Second, in accordance with SDG Goal 9, our administration will continue to encourage infrastructure investment in energy, transportation, irrigation, and telecommunications from the start in order to grow these and other sectors.
We are eager to close the infrastructure gap between now and 2030 as soon as possible. We will push the boundaries of financial inclusion to give SMEs better access to credit as they grow.
We will work with financial institutions to improve their ability to identify creditworthy borrowers, as well as support inventory financing, which will help SMEs with high account receivables, unlock finance.
We will enforce the legal framework that protects foreign investors as well as their indigenous partners. This is the only way to interfere with monopolies and capital flight.
Third, Nigeria, as a country, must look beyond oil. As a result, we intend to accelerate Nigeria’s transition from oil to the Fourth Industrial Revolution by expanding physical infrastructure through market-driven reforms that will unleash growth-enabling entrepreneurship.
as well as market-creating innovations We will stop borrowing for consumption in order to ensure sustainability and resilience. All loans must be used to finance regenerative projects. We will work hard to reduce the cost of governance and corruption.
improve the ease of doing business in order to attract Foreign Direct Investment in order to jumpstart industrialization, and when borrowing is unavoidable, it will be solely for production.

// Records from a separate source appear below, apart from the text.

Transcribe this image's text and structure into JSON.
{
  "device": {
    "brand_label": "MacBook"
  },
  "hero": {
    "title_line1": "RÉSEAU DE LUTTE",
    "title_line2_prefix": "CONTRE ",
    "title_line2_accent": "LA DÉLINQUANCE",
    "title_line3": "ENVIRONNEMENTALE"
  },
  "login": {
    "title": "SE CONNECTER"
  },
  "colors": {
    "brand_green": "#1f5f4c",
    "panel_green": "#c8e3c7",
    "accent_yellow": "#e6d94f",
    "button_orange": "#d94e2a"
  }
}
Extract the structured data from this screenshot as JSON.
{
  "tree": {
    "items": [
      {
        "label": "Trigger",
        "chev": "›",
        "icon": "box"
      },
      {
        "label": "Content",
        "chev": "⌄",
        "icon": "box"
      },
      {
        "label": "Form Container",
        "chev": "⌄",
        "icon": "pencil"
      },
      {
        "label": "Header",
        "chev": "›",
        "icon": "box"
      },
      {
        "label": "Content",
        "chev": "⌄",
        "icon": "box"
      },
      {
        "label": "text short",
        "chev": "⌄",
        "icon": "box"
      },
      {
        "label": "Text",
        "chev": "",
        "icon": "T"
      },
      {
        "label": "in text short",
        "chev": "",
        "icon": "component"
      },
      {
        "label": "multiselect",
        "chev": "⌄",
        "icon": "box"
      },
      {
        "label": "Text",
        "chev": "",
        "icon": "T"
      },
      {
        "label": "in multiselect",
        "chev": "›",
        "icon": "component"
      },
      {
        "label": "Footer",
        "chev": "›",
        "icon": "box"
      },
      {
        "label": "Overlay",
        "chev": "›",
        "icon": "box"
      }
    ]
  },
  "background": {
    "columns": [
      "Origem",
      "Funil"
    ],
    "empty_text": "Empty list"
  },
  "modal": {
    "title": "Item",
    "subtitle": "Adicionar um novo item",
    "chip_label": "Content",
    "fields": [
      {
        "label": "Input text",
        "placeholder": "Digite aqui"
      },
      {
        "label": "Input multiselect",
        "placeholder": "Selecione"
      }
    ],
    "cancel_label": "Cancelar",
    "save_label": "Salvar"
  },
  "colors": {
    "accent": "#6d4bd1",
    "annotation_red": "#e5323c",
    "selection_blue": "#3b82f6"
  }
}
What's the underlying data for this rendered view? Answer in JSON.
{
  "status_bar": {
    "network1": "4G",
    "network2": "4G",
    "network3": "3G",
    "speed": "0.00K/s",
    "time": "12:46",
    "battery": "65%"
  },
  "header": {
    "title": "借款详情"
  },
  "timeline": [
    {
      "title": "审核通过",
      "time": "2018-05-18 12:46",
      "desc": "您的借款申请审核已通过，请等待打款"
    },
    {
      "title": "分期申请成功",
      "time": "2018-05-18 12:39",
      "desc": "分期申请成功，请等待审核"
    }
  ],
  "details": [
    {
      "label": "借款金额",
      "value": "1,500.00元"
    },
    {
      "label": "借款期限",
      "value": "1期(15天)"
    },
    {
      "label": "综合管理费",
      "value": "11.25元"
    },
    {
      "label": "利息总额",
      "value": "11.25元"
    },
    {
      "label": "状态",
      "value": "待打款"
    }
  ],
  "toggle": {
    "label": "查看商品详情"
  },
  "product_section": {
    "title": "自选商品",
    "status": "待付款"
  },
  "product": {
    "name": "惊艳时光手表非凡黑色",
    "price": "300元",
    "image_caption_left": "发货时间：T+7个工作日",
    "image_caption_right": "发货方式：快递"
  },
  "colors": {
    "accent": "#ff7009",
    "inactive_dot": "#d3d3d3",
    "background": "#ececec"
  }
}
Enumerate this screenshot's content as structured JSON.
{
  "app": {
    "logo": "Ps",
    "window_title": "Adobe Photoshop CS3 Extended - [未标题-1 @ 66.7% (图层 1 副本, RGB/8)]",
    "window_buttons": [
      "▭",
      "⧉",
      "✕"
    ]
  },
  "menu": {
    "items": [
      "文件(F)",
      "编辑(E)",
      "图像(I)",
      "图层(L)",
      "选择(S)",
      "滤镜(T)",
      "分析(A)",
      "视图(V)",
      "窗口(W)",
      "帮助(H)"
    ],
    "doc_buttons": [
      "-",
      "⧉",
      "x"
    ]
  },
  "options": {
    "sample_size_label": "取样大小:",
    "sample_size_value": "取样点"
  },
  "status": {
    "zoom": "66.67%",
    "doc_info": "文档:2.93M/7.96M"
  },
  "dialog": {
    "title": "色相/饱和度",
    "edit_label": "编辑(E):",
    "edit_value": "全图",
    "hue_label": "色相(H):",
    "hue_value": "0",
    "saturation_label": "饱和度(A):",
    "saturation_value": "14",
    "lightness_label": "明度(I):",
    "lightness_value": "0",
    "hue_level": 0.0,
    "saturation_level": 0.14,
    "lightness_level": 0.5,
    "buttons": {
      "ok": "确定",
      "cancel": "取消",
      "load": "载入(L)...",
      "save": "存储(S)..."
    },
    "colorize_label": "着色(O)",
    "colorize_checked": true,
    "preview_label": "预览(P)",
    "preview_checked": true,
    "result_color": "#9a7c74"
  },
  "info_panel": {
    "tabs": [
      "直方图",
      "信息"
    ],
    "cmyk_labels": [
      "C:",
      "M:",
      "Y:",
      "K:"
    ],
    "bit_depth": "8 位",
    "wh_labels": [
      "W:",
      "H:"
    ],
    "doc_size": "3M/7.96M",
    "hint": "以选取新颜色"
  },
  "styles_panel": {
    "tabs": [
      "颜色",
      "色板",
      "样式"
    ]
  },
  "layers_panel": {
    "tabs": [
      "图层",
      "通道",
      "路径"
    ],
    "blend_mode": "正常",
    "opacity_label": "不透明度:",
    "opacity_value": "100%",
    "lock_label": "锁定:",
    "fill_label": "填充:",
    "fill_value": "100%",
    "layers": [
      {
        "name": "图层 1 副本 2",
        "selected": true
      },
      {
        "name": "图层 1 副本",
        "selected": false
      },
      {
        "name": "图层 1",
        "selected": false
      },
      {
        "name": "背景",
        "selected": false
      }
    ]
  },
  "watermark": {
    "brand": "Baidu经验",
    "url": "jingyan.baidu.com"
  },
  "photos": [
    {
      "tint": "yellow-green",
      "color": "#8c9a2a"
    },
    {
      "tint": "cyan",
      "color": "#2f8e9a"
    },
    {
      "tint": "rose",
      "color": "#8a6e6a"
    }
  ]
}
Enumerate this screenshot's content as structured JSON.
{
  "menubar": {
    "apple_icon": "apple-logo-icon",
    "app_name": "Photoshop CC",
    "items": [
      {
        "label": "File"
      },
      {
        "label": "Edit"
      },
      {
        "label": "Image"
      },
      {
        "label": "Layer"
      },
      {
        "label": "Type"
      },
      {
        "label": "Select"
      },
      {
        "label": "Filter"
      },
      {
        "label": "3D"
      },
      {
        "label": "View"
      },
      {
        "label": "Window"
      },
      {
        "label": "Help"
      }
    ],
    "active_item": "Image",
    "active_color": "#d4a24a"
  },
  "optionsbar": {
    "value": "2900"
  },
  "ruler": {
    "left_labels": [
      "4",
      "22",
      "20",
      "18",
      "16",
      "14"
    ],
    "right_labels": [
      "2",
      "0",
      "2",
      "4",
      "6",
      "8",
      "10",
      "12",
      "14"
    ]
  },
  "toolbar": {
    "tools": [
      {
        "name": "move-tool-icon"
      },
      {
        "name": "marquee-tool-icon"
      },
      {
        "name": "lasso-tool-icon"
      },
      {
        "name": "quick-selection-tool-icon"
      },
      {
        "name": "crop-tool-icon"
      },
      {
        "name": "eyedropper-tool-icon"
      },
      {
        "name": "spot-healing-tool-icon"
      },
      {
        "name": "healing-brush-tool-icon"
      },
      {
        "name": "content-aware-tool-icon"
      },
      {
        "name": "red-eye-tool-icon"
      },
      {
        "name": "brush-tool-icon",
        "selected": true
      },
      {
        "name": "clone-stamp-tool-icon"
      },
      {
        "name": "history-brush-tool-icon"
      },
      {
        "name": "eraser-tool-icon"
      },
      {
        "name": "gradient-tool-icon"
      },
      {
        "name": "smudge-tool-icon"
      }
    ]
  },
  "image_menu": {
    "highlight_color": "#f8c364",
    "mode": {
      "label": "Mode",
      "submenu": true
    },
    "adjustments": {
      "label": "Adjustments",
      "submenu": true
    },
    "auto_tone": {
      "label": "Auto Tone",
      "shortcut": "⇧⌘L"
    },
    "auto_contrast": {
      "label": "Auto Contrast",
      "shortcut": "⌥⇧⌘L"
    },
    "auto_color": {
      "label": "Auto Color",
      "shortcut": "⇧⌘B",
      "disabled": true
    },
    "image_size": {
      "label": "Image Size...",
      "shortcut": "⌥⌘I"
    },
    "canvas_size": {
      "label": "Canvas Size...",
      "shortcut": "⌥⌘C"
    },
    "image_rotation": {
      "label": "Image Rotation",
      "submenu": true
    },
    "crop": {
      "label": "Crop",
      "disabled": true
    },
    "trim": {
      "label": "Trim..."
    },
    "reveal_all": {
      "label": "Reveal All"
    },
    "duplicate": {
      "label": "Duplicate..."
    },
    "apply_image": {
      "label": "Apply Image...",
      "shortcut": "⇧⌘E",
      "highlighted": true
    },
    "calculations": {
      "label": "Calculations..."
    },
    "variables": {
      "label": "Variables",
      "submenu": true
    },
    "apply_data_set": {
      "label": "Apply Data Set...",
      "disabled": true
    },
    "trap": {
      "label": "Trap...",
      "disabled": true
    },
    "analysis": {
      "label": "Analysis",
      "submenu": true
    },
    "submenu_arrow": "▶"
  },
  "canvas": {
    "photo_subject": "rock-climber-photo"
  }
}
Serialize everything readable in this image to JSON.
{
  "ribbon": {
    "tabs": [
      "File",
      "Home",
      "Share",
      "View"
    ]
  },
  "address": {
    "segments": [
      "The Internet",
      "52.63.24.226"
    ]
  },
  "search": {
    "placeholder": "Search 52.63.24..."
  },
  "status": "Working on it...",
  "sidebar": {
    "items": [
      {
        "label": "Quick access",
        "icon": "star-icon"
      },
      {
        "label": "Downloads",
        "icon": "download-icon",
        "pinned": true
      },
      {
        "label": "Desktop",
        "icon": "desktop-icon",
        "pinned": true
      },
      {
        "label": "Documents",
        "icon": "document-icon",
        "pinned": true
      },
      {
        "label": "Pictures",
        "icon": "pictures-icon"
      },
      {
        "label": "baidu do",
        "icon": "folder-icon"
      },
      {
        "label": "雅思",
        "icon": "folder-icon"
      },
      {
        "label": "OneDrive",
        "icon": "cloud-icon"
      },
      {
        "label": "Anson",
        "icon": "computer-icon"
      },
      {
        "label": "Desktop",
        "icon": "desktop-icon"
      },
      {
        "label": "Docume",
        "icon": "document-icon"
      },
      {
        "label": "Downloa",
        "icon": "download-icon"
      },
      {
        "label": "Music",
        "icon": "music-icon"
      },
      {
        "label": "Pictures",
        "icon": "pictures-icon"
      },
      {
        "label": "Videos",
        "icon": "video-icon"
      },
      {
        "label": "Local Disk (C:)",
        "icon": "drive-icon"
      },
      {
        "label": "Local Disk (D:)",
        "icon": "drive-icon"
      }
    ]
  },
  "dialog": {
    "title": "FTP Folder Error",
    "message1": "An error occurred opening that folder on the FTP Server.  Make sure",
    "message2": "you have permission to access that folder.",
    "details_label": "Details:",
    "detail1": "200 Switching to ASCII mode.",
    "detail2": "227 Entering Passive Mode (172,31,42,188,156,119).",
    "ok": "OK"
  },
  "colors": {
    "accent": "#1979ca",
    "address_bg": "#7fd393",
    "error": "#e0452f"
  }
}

It is also critical that we continue to operate within available resources and strive for a balanced national budget as cost-cutting measures.
Whatever oil remains will be refined in the United States. These measures, along with reducing leakages, such as the subsidy regime, and improving our tax system, should be enough to shift Nigeria from consumption to production. Peter Obi
Chimaobi Ugwu writer Obinwannem News / 27/11/2022